I agree with critics that wokeness, political correctness and cancel culture have often gone too far. You can't simply eliminate everything that you find offensive or troubling, since that would mean scrapping almost any art made before the 21st century. I certainly rolled my eyes when Cookie Monster practically had to start apologizing for his sugar addiction.

And I don't have problems with other Looney Tunes characters. I wasn't inspired to make fun of kids who lisped or stuttered because of Daffy Duck or Porky Pig. Bugs Bunny's dressing in drag to fool his hunter nemesis Elmer Fudd, while certainly not a feminist statement, lampooned the idea that men are suckers for pretty women. (I also loved the devastation wrought by the Tasmanian Devil and wished Wile E. Coyote would finally catch that cocky Road Runner.)

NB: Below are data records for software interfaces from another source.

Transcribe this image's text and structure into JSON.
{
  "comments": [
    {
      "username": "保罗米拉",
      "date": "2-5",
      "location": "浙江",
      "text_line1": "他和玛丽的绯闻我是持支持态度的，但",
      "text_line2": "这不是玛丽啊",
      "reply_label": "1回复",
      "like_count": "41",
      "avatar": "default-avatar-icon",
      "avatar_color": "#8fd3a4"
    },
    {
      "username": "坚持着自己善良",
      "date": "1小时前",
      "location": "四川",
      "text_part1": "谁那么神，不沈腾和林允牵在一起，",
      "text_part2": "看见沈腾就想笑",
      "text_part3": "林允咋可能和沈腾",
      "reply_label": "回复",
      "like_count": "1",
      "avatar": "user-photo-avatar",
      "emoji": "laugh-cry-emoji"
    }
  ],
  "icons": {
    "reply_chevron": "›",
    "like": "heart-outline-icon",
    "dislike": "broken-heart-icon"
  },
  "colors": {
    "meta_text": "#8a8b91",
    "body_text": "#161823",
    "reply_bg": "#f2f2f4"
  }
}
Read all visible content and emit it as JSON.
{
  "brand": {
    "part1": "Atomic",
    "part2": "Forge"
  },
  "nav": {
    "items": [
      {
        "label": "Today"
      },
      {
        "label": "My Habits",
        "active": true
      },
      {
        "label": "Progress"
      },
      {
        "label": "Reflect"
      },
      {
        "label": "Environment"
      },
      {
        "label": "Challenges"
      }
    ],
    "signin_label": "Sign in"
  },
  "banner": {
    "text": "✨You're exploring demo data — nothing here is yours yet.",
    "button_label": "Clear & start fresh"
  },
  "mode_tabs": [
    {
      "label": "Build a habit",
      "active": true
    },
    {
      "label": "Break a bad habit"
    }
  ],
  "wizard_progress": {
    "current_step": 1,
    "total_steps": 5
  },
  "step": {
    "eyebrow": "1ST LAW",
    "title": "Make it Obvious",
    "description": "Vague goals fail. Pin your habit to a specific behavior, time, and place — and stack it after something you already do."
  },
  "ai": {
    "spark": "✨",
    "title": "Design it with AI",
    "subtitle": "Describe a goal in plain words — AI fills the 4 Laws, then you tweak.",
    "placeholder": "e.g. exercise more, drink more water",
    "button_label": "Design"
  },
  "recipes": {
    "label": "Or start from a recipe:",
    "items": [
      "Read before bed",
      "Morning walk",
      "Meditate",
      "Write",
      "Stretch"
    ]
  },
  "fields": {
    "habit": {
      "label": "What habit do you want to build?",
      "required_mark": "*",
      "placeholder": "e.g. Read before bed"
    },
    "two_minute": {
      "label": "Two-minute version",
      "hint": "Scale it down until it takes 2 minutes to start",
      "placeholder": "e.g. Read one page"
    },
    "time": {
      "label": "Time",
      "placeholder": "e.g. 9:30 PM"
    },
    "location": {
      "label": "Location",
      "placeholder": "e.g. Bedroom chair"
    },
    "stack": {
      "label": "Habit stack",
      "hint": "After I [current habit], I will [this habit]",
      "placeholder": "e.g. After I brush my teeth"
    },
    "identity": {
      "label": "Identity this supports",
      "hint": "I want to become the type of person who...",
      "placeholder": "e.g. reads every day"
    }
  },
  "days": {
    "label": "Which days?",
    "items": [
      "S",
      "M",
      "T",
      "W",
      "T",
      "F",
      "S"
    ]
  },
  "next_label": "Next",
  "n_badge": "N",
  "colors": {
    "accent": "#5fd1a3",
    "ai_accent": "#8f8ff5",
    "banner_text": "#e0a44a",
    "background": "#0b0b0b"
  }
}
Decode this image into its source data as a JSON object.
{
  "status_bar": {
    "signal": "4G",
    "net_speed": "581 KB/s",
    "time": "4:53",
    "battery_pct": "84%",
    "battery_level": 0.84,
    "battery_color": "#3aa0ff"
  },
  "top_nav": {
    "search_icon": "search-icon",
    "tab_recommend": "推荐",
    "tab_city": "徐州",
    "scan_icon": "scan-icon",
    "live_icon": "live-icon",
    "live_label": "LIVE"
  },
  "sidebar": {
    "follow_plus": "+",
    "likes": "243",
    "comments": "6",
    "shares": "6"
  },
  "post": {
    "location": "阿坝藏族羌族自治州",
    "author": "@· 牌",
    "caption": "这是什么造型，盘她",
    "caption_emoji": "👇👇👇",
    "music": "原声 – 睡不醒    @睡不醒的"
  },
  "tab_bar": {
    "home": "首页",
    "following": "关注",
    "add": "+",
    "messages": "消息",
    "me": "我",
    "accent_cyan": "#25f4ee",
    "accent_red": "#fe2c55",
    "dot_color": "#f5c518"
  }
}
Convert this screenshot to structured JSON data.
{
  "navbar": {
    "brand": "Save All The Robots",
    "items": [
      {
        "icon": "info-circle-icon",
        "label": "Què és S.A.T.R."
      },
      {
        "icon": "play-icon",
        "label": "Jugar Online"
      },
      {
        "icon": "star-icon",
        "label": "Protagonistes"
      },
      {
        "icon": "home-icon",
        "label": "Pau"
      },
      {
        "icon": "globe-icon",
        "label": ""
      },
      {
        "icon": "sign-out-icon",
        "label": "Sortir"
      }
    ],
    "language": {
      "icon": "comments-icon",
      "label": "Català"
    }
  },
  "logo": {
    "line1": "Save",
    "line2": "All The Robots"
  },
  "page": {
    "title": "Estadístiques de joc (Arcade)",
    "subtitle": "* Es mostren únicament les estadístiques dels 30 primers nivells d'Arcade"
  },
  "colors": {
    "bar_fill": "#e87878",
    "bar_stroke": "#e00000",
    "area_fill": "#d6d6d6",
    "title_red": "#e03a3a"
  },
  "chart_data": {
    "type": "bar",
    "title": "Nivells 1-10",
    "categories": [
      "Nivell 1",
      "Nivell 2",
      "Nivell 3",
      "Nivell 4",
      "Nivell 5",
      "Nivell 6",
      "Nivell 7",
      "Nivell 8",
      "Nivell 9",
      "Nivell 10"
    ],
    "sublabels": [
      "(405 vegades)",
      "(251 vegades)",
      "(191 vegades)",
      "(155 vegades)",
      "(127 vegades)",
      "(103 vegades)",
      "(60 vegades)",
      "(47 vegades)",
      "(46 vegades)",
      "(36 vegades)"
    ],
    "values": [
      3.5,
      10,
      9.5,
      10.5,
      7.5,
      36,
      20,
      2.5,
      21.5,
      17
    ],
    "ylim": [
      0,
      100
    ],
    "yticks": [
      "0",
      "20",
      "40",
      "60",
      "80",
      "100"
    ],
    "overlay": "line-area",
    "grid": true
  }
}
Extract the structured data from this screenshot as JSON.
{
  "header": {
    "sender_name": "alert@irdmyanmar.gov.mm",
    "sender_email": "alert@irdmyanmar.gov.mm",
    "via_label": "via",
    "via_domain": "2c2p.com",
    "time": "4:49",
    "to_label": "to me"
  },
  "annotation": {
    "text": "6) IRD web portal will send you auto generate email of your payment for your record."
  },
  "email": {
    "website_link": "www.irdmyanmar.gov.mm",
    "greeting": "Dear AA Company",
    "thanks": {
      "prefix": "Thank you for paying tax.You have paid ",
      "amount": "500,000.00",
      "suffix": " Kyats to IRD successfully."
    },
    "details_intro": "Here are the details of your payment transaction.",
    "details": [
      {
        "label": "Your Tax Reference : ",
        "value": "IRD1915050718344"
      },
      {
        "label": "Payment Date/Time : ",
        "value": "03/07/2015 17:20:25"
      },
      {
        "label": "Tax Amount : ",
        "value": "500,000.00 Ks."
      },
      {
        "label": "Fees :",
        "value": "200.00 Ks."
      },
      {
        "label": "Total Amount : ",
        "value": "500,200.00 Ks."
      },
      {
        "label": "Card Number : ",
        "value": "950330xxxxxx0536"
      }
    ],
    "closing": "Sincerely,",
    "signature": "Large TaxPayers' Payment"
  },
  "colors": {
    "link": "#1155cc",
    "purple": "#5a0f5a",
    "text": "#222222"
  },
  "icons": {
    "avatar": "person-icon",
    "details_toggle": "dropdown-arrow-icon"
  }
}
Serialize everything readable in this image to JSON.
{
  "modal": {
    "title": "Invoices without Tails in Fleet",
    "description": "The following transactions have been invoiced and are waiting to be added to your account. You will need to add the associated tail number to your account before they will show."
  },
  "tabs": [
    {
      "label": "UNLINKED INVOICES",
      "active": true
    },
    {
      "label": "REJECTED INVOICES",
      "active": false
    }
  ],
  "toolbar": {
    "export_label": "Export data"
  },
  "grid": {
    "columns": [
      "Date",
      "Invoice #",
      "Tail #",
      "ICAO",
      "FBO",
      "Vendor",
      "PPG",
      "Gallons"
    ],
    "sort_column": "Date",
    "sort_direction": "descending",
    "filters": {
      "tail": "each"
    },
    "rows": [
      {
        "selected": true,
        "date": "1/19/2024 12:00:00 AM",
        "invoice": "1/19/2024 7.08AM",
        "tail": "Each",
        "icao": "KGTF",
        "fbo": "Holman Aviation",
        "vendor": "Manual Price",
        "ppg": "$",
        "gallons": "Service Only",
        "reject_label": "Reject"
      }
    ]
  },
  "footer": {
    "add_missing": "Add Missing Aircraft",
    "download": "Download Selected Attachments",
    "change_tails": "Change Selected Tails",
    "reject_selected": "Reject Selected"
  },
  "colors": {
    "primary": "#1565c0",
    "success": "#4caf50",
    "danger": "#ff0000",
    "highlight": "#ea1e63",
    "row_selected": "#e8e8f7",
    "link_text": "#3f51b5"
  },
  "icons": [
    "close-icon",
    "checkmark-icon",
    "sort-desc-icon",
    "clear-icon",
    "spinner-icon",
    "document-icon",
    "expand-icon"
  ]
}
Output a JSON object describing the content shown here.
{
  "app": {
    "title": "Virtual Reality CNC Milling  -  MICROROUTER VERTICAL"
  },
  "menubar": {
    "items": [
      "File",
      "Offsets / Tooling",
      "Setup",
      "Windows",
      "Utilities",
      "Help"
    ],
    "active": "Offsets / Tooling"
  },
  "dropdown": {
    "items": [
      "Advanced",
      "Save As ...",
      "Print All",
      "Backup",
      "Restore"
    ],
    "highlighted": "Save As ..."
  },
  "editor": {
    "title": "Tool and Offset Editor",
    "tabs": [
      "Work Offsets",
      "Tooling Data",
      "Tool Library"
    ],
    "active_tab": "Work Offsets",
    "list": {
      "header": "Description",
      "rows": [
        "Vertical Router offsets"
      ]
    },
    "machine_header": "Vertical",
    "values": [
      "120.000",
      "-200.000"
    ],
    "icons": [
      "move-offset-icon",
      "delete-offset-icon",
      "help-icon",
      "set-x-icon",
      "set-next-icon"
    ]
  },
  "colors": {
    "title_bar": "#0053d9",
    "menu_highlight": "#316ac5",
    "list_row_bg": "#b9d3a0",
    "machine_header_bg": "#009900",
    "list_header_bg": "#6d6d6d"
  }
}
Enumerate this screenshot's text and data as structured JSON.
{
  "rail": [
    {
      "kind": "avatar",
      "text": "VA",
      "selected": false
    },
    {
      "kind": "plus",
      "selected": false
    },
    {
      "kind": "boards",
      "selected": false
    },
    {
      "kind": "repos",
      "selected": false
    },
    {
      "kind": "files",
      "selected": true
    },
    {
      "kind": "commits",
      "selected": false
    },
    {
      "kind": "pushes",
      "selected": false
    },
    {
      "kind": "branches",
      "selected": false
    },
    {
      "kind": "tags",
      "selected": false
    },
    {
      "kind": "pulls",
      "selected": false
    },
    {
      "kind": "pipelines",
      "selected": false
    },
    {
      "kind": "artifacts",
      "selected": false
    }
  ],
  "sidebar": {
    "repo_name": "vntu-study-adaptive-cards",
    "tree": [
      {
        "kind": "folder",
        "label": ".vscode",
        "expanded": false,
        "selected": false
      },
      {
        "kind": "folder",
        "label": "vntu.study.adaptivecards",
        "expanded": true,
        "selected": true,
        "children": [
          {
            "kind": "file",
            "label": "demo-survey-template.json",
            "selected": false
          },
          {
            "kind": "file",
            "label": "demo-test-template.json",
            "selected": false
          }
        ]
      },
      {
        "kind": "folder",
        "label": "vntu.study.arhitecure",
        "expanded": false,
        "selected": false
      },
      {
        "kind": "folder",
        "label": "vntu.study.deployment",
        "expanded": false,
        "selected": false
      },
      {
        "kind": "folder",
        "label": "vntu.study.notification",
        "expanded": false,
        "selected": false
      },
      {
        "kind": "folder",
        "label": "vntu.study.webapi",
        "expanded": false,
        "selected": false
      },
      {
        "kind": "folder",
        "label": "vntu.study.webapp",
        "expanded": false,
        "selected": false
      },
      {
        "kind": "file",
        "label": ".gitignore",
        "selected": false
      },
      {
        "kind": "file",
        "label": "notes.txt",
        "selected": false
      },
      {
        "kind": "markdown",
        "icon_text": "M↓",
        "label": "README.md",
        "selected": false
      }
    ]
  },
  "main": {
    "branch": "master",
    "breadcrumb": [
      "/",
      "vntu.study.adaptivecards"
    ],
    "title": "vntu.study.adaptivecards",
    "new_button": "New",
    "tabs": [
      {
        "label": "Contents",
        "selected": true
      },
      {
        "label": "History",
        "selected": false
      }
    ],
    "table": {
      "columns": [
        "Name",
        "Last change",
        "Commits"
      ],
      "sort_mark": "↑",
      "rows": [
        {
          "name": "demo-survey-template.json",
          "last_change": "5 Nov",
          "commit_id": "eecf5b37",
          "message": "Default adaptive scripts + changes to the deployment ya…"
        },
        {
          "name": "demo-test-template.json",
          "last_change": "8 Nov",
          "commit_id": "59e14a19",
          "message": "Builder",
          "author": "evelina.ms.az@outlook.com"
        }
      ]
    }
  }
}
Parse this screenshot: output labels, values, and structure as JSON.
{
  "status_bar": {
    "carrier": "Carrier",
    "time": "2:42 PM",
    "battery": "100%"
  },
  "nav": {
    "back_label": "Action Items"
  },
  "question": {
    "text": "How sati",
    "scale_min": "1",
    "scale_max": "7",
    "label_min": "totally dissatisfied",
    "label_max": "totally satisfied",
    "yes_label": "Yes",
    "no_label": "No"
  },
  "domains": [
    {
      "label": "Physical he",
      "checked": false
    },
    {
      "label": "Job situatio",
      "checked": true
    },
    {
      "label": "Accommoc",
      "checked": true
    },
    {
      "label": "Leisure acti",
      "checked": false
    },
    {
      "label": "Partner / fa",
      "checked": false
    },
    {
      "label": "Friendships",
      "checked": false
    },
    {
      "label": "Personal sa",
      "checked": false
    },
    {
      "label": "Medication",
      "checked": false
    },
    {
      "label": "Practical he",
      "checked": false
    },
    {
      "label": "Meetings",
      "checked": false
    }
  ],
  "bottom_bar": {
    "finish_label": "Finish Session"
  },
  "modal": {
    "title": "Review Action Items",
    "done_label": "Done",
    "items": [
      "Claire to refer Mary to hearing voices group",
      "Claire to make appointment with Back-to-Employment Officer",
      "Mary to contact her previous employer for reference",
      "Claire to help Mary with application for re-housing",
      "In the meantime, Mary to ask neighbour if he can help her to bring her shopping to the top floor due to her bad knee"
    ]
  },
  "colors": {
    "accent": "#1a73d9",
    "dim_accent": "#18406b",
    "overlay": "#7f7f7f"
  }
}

But occasionally there are characters and situations that really aren't funny and do send disturbing messages to children, and we should acknowledge that rather than roll our eyes and lob insults on social media. Et tu, Le Pew? Oui.

That being said, I think Warner Bros. erred by not including a Pepe Le Pew scene in "Space Jam: A New Legacy." Reportedly, the original — and preferable — plan was to see the relentless skunk finally get his comeuppance.

The scene as it was supposedly written: Bartender Pepe gets handsy with Greice Santo (from "Jane the Virgin"), who then slaps him and pours a drink over his head. After that, Pepe admits that Penelope Pussycat holds a restraining order against him, and star LeBron James tells Pepe that he can't touch other toons without their consent.

While the last part of that sounds overly blunt to me, it was still a good idea to incorporate the character into the sequel with a clear display of what he was doing wrong rather than simply leave him on the cutting room floor.

Perhaps they could have taken a cue from the 1949 Oscar-winning short "For Scent-imental Reasons." In it, the tables were turned on Pepe, and he didn't like it at all when he had to scamper a mile in someone else's paws.